In a statement on the preliminary investigation report into the country’s worst aviation disaster in more than a decade, the the Civil Aviation Administration of China (CAAC) did not disclose any information retrieved from the recorders, both of which are now in Washington DC for analysis.
Instead, the CAAC statement on 20 April lists the events leading up to the crash, shedding more details into the incident, but offers no suggestions on likely contributory factors, nor does it provide any technical or safety recommendations.
On 21 March, the China Eastern 737 (B-1791/MSN41474) crashed near Wuzhou in Guangxi province in central China. It was operating service MU5735 from Kunming to Guangzhou and was carrying 123 passengers and nine crew members, all of whom died in the crash.
The CAAC says the 737 entered the Guangzhou flight information region at 14:17, at a cruising altitude of around 29,000ft.
Three minutes later, the aircraft was found to have “deviated” from its normal flight path and altitude. Calls from Guangzhou air traffic controllers to the aircraft went unanswered.

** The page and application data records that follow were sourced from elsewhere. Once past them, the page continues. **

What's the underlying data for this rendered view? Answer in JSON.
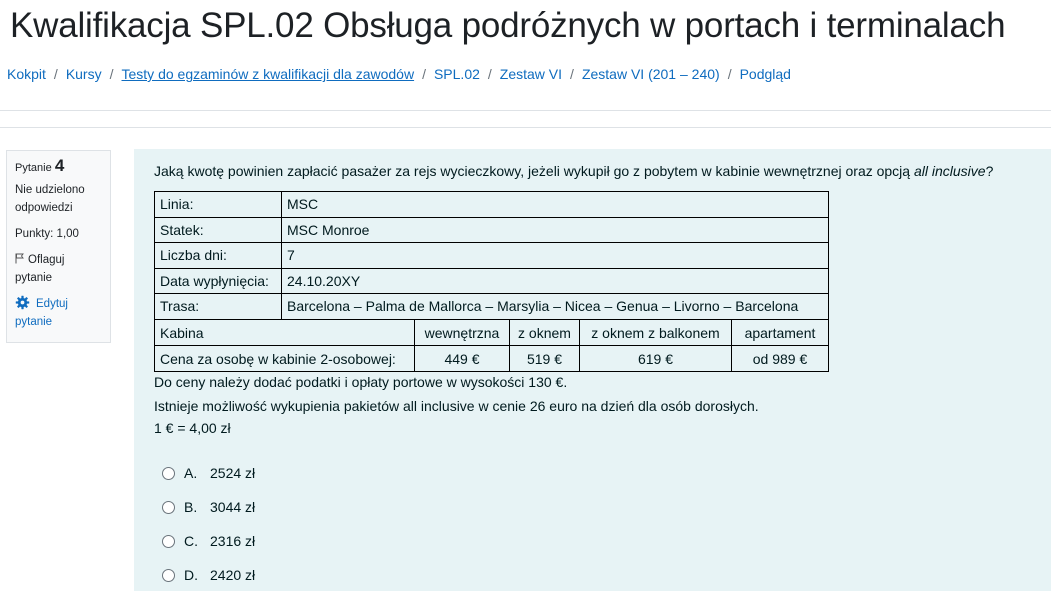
{
  "page": {
    "title": "Kwalifikacja SPL.02 Obsługa podróżnych w portach i terminalach"
  },
  "breadcrumb": [
    "Kokpit",
    "Kursy",
    "Testy do egzaminów z kwalifikacji dla zawodów",
    "SPL.02",
    "Zestaw VI",
    "Zestaw VI (201 – 240)",
    "Podgląd"
  ],
  "question_info": {
    "label": "Pytanie",
    "number": "4",
    "state": "Nie udzielono odpowiedzi",
    "grade": "Punkty: 1,00",
    "flag": "Oflaguj pytanie",
    "edit": "Edytuj pytanie"
  },
  "question": {
    "text_before": "Jaką kwotę powinien zapłacić pasażer za rejs wycieczkowy, jeżeli wykupił go z pobytem w kabinie wewnętrznej oraz opcją ",
    "text_em": "all inclusive",
    "text_after": "?",
    "details": [
      {
        "key": "Linia:",
        "value": "MSC"
      },
      {
        "key": "Statek:",
        "value": "MSC Monroe"
      },
      {
        "key": "Liczba dni:",
        "value": "7"
      },
      {
        "key": "Data wypłynięcia:",
        "value": "24.10.20XY"
      },
      {
        "key": "Trasa:",
        "value": "Barcelona – Palma de Mallorca – Marsylia – Nicea – Genua – Livorno – Barcelona"
      }
    ],
    "cabins": {
      "header": [
        "Kabina",
        "wewnętrzna",
        "z oknem",
        "z oknem z balkonem",
        "apartament"
      ],
      "row": [
        "Cena za osobę w kabinie 2-osobowej:",
        "449 €",
        "519 €",
        "619 €",
        "od 989 €"
      ]
    },
    "notes": [
      "Do ceny należy dodać podatki i opłaty portowe w wysokości 130 €.",
      "Istnieje możliwość wykupienia pakietów all inclusive w cenie 26 euro na dzień dla osób dorosłych.",
      "1 € = 4,00 zł"
    ]
  },
  "answers": [
    {
      "letter": "A.",
      "text": "2524 zł"
    },
    {
      "letter": "B.",
      "text": "3044 zł"
    },
    {
      "letter": "C.",
      "text": "2316 zł"
    },
    {
      "letter": "D.",
      "text": "2420 zł"
    }
  ],
  "colors": {
    "link": "#0f6cbf",
    "formulation_bg": "#e7f3f5",
    "info_bg": "#f8f9fa"
  }
}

Another two minutes later, the aircraft radar signal disappeared. The CAAC says the last recorded altitude before the signal loss was around 11,000ft, and its ground speed was 1,010km/h.

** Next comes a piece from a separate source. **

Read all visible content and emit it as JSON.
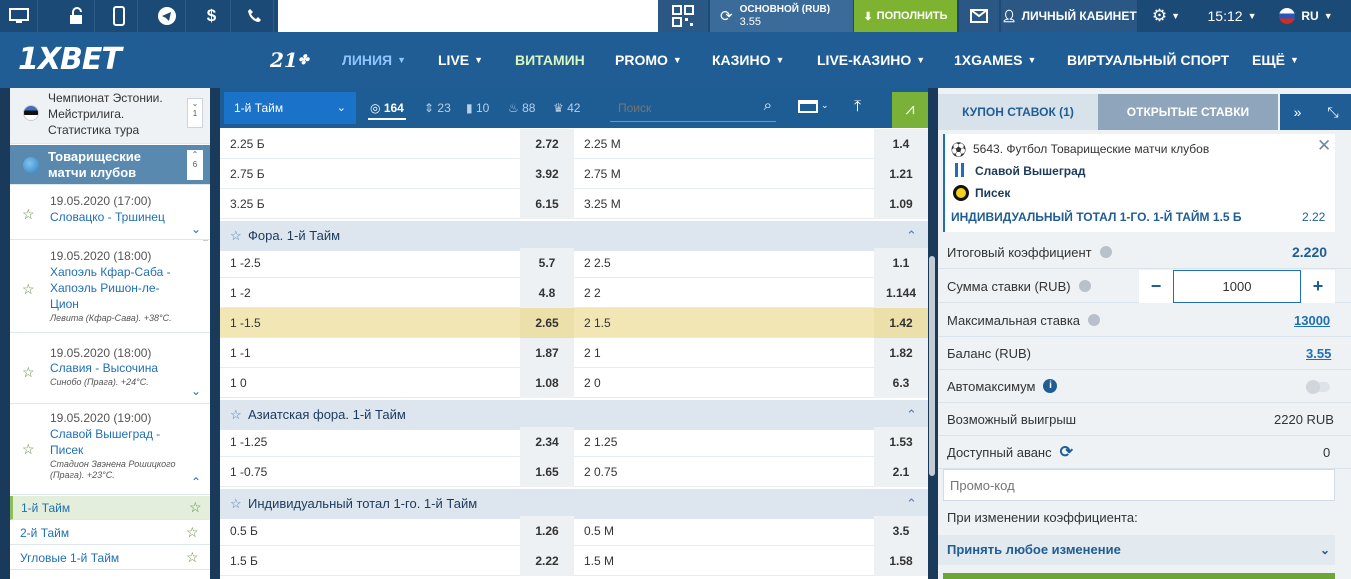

The agency adds that most of the aircraft wreckage has been recovered in the core impact area, including the jet’s horizontal stabiliser, rudder, engine parts, wings as well as landing gear. One piece of a winglet was located about 12km away from the crash site.
The aircraft, which was delivered to China Eastern in June 2015, was also found to be airworthy before flight, even as it was briefly parked in the days leading up to the crash.
The CAAC also notes that the flight crew, cabin crew and maintenance crew were qualified. No dangerous goods were on the aircraft.
In the immediate aftermath of the crash, China Eastern and its subsidiairies grounded their fleet of more than 200 737-800s. On 17 April, less than a month following the crash, the carrier resumed operating a small number of aircraft.
Chinese authorities did not indicate when they expect to complete a full analysis of the flight-data and cockpit-voice recorders, both of which were found days after the crash. The CAAC previously stated they expect to release a preliminary investigation report by 20 April – 30 days after the crash – per ICAO rules.
The US National Transportation Safety Board is assisting with investigations, though they have said they will not release any information about the crash, noting that China has that authority under ICAO protocols.